Undoubtably, you’ve seen a large wind turbine spinning somewhere offshore, or in a field. These turbines are busy helping our clean energy industry reach new heights, with wind set to become the US’ largest source of renewable power by 2020.
As wind continues to make big contributions to our grid, we’re taking a look at how these resources currently fit into our energy industry today, and what to expect tomorrow too.
Wind energy fast facts
In 2017, renewables accounted for seventeen percent of total U.S. electricity generated, with wind accounting for just over six percent. With the wind energy industry growing 9% in the same year, the U.S. adding over 7,000 megawatts (MW) of new wind capacity. There are now over 54,000 wind turbines with a combined capacity of 90,550 MW operating in 41 states, Guam, and Puerto Rico — triple what we had a decade ago.
Texas leads the way with over 23,000 MW of wind capacity operating today. Those megawatts are supported by over 24,000 people employed by the wind energy industry within the state.
According to GE, the average height of an onshore U.S. wind turbine is 466 feet. The tallest U.S. onshore wind turbine is located at the Hancock Wind Project - Hancock County, Maine, and stands at a whopping 574 feet tall — higher than the Washington Monument in D.C.
While the US’ tallest wind turbine is nothing to gawk at, it falls short of It falls short to it’s offshore cousins. The tallest offshore wind turbine in the U.S. stands at 590 feet and is located at the Block Island Wind Farm off the coast of Rhode Island.
A global wind energy industry
Even though the U.S. is expanding its wind capacity, there still is one other country that continues to lead the race, China.
China has had the largest market for wind power dating back to 2009. According to CNBC, “China installed 19.7 gigawatts (GW) of capacity in 2017, a huge amount that was more than double any other market.”
After China and the U.S., Germany, India, and Spain round out the top five of the world’s leading wind power nations. Germany saw more than 6.5 GW installed in 2017, leading the way for all European countries, with Spain coming in second. That same year, India installed over 4 GW of new wind power capacity which made it the second largest wind generating country in all of Asia.
Germany’s onshore wind turbines located in Gaildorf, stand at approximately 809 feet, which currently make them the tallest turbines in the world. Though as you’ll read below, that record is soon to be broken.
The wind energy industry tomorrow
Wind turbines generally impact only about 2% of the land they sit on, meaning most wind turbines can safely sit above working farms, fisheries, and more. Even as the size of our turbines increases, we’ll likely start seeing more and more of these towering energy generators all over the U.S.
When it comes to wind turbines, bigger is better. Having bigger rotors and blades helps you cover a wider area, capturing more wind with greater efficiency, increasing the power generating capacity of each wind turbine.
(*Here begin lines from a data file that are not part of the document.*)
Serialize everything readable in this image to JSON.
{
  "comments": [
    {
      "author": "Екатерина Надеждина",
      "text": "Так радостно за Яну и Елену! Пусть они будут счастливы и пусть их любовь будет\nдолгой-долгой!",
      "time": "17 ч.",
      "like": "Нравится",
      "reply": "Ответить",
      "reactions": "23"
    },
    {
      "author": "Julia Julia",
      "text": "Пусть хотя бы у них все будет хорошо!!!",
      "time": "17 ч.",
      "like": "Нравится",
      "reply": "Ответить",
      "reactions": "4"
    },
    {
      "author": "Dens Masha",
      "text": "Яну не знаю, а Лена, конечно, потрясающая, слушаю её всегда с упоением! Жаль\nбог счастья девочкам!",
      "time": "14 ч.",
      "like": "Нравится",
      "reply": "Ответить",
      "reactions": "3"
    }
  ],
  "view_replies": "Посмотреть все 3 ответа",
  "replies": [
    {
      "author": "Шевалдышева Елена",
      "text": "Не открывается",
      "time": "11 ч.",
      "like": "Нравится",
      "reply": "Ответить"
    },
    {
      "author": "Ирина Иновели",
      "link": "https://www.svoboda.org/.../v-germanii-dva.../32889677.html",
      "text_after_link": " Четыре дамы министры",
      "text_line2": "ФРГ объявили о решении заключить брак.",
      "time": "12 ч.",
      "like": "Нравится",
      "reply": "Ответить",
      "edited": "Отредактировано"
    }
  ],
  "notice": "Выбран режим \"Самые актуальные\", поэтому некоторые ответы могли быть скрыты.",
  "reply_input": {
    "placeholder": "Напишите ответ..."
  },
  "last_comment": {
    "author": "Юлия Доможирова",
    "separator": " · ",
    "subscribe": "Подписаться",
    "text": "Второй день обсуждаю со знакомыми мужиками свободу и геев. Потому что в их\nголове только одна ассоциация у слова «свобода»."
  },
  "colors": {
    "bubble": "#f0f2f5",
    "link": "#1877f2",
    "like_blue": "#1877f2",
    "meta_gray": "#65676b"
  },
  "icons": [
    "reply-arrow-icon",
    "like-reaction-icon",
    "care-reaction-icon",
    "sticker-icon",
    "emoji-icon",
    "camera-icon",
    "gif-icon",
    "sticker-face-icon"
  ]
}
Many of the advances being pursued in wind turbine technology are linked to advancements in scale.
The Haliade-X is just one example of the potential impact wind energy can have on the world. This advanced wind turbine will stand over 850 feet tall, with each blade topping out at over 300 feet long. A single blade longer than a football field.
If you’re trying to visualize the height of the Haliade-X, think of the Paris Eiffel Tower which stands at 1,063 feet. Only 200 feet less than the Eiffel Tower, the Haliade-X turbines will be the biggest and most powerful in the world. The project – which has seen investors pour over $400 million into it – will be developed off the coast of Saint-Nazaire, France.
By 2030, the U.S. hopes to increase its total wind capacity to over 220 GW across 47 states, per the U.S. Department of Energy. This projected growth includes offshore wind projects across various states (Texas, Michigan, Massachusetts, Connecticut, North Carolina, etc.).
Wind development continues to see consistent growth as project costs continue to fall. So when you think of wind energy and how 2019 will shape up, think of two things: bigger wind turbines, and more offshore farms.
Researchers have also looked at ways to take advantage of deeper ocean levels, by using floating wind farms. “Researchers are evaluating floating wind structures, which allow siting offshore turbines in deeper water where fixed-foundations are unfeasible.” The first of its kind is expected to be developed in Northern California.
It’s important that the U.S. and nations all around the world continue to dedicate resources and time to wind energy development. Eventually fossil fuels will run out. Luckily for us, over 70 percent of our planet is made up of water. With a vast amount of offshore “land” readily available, wind energy may one day become the world’s leader in energy production.